Some legal experts see this development as another example of government colluding with big business to stamp out smaller enterprises. In theory, the new law, which snuck through Congress attached to the end of an omnibus budget bill, could have been used in the recent dispute between Amazon.com and a 29-year-old Minneapolis bookstore called Amazon, and the scorching etoy.com (the cutting-edge online art collective) vs. etoys (the well-funded e-commerce site) lawsuit.
But in practice, the anticybersquatting law primarily targets those who fall under the category of Nintendo's would-be domain name salesmen. In three separate suits, the video game maker cites not only trademark infringement but attempts on the part of the URL owners to sell the names to Nintendo at extortionate prices.
A passage in the suit against the owner of the Pikachu.com site claims that since it was registered on January 27, 1998, "The Pikachu.com Web site initiated efforts to sell the Pikachu.com domain name to the highest bidder, and these efforts continue."
In another lawsuit involving the DK64.com Web site, Nintendo accuses the owner, David Gentzel of Roanoke, Virginia, of seeking advertising on the site and of trying to get Nintendo to buy him out. "On June 12, 1999," the suit reads, "Gentzel informed Nintendo by letter that he was unwilling to cease his use of, or transfer, the DK64.com domain name, unless he received $4,000 and a free copy of the Donkey Kong 64 game."
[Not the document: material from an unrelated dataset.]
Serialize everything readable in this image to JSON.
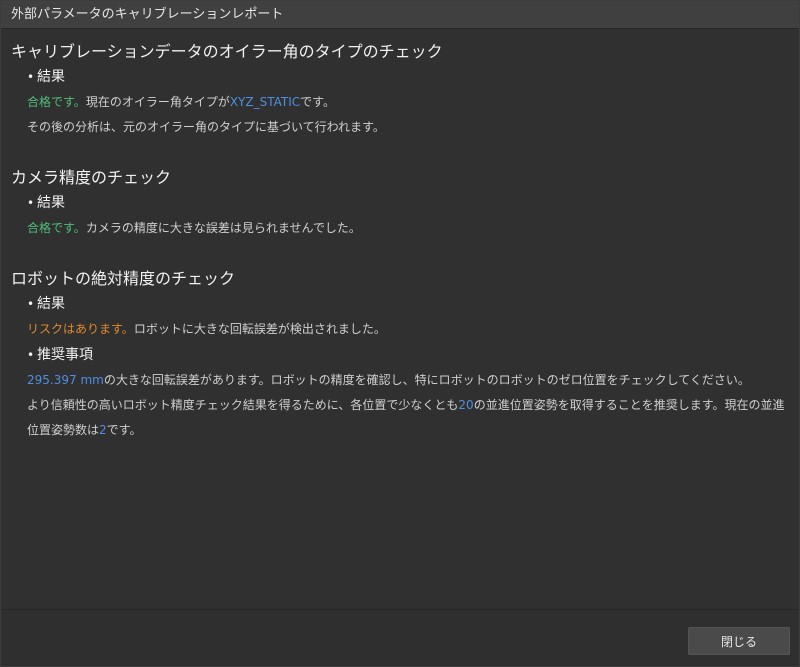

A classic case, says Nintendo, of cybersquatting. In the early days of the Internet, the company probably would have had to part with the cash and prize to return the URL to its fold. But now, with government increasingly moving into online legislation as e-commerce leads an economic boom, the days of a totally free market in cyberspace seem numbered. It's bad news for those who thought to register domain names before the companies owning the trademarked names did so. But it's ultimately fair, says Stephen A. Mutkoski, an intellectual property attorney with Seattle's Preston Gates & Ellis. "The benefit is that [the law] provides an easy way to get the real bad guys," he says.